* TASK GOAL *
Check every line of the material for the word "badge". Copy those that have it.

* DATA EXTRACT *
Start of Block

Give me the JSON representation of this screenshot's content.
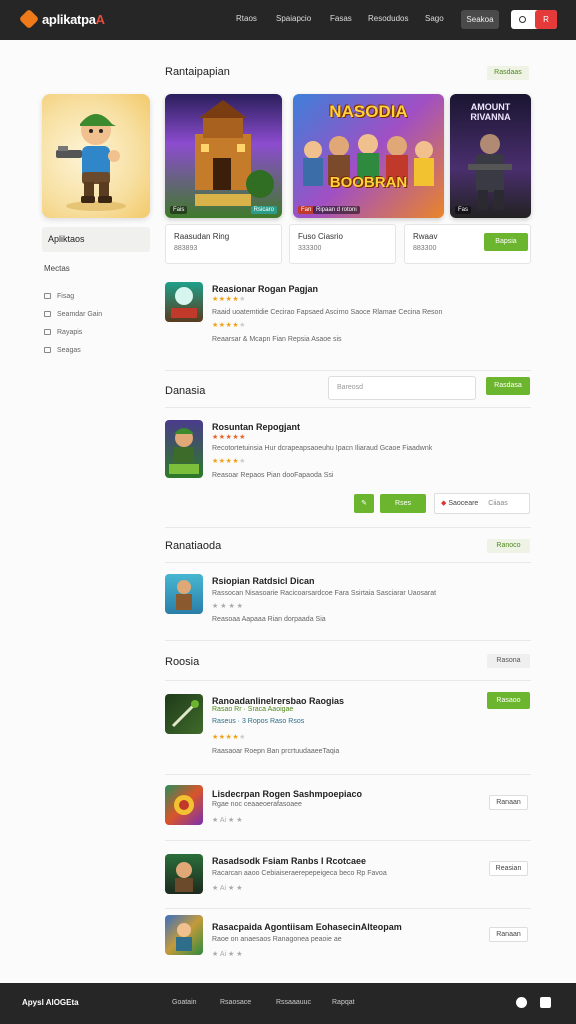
{
  "brand": {
    "name": "aplikatpa",
    "accent": "A"
  },
  "nav": {
    "items": [
      "Rtaos",
      "Spaiapcio",
      "Fasas",
      "Resodudos",
      "Sago"
    ],
    "button": "Seakoa",
    "toggle_label": "R"
  },
  "sidebar": {
    "label": "Apliktaos",
    "section": "Mectas",
    "links": [
      "Fisag",
      "Seamdar Gain",
      "Rayapis",
      "Seagas"
    ]
  },
  "featured": {
    "title": "Rantaipapian",
    "badge": "Rasdaas",
    "banners": [
      {
        "tag": "Fais",
        "caption": "Rsicaro"
      },
      {
        "title": "NASODIA",
        "subtitle": "BOOBRAN",
        "tag": "Fan",
        "caption": "Ripaan d rotoni"
      },
      {
        "title": "AMOUNT RIVANNA",
        "tag": "Fas"
      }
    ],
    "infos": [
      {
        "title": "Raasudan Ring",
        "sub": "883893"
      },
      {
        "title": "Fuso Ciasrio",
        "sub": "333300"
      },
      {
        "title": "Rwaav",
        "sub": "883300"
      }
    ],
    "info_button": "Bapsia"
  },
  "apps": [
    {
      "title": "Reasionar Rogan Pagjan",
      "line1": "Raaid uoatemtidie Cecirao Fapsaed Ascirno Saoce Rlamae Cecina Reson",
      "line2": "Reaarsar & Mcapn Fian Repsia Asaoe sis",
      "rating": 4
    },
    {
      "title": "Rosuntan Repogjant",
      "line1": "Recotortetuinsia Hur dcrapeapsaoeuhu Ipacn Iliaraud Gcaoe Fiaadwnk",
      "line2": "Reasoar Repaos Pian dooFapaoda Ssi",
      "rating": 3
    },
    {
      "title": "Rsiopian Ratdsicl Dican",
      "line1": "Rassocan Nisasoarie Racicoarsardcoe Fara Ssirtaia Sasciarar Uaosarat",
      "line2": "Reasoaa Aapaaa Rian dorpaada Sia",
      "rating": 0
    },
    {
      "title": "Ranoadanlinelrersbao Raogias",
      "line1": "Rasao Rr · Sraca Aaoigae",
      "line2": "Raasaoar Roepn Ban prcrtuudaaeeTaqia",
      "rating": 4
    },
    {
      "title": "Lisdecrpan Rogen Sashmpoepiaco",
      "line1": "Rgae noc ceaaeoerafasoaee",
      "line2": "Ai",
      "rating": 1
    },
    {
      "title": "Rasadsodk Fsiam Ranbs I Rcotcaee",
      "line1": "Racarcan aaoo Cebiaiseraerepepeigeca beco Rp Favoa",
      "line2": "Ai",
      "rating": 1
    },
    {
      "title": "Rasacpaida Agontiisam EohasecinAlteopam",
      "line1": "Raoe on anaesaos Ranagonea peaoie ae",
      "line2": "Ai",
      "rating": 1
    }
  ],
  "section2": {
    "title": "Danasia",
    "search_placeholder": "Bareosd",
    "search_button": "Rasdasa",
    "actions": [
      "Rses",
      "Saoceare",
      "Ciiaas"
    ]
  },
  "section3": {
    "title": "Ranatiaoda",
    "badge": "Ranoco"
  },
  "section4": {
    "title": "Roosia",
    "badge": "Rasona",
    "install_label": "Rasaoo",
    "row_buttons": [
      "Ranaan",
      "Reasian",
      "Ranaan"
    ]
  },
  "footer": {
    "brand": "Apysl AlOGEta",
    "links": [
      "Goatain",
      "Rsaosace",
      "Rssaaauuc",
      "Rapqat"
    ]
  },
  "colors": {
    "accent_green": "#6cb52e",
    "brand_orange": "#ef7a1a",
    "bar_dark": "#262626"
  }
}
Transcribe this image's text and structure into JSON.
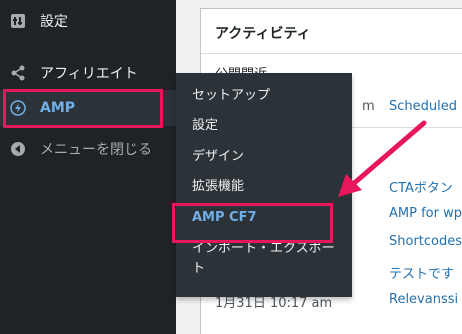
{
  "sidebar": {
    "settings_label": "設定",
    "affiliate_label": "アフィリエイト",
    "amp_label": "AMP",
    "collapse_label": "メニューを閉じる"
  },
  "flyout": {
    "items": [
      {
        "label": "セットアップ"
      },
      {
        "label": "設定"
      },
      {
        "label": "デザイン"
      },
      {
        "label": "拡張機能"
      },
      {
        "label": "AMP CF7"
      },
      {
        "label": "インポート・エクスポート"
      }
    ],
    "current_label": "AMP CF7"
  },
  "activity": {
    "title": "アクティビティ",
    "section": "公開間近",
    "scheduled_meta": "m",
    "scheduled_link": "Scheduled",
    "recent_date": "1月31日 10:17 am",
    "recent_links": [
      "CTAボタン",
      "AMP for wp",
      "Shortcodes",
      "テストです",
      "Relevanssi"
    ]
  },
  "colors": {
    "sidebar_bg": "#1d2327",
    "flyout_bg": "#2c3338",
    "accent": "#72aee6",
    "link": "#2271b1",
    "highlight": "#e8175d"
  },
  "icons": [
    "settings-icon",
    "share-icon",
    "amp-lightning-icon",
    "collapse-arrow-icon"
  ]
}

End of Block

* EXERCISE SOLUTION *
    "badge": "Rasdaas",
    "badge": "Ranoco"
    "badge": "Rasona",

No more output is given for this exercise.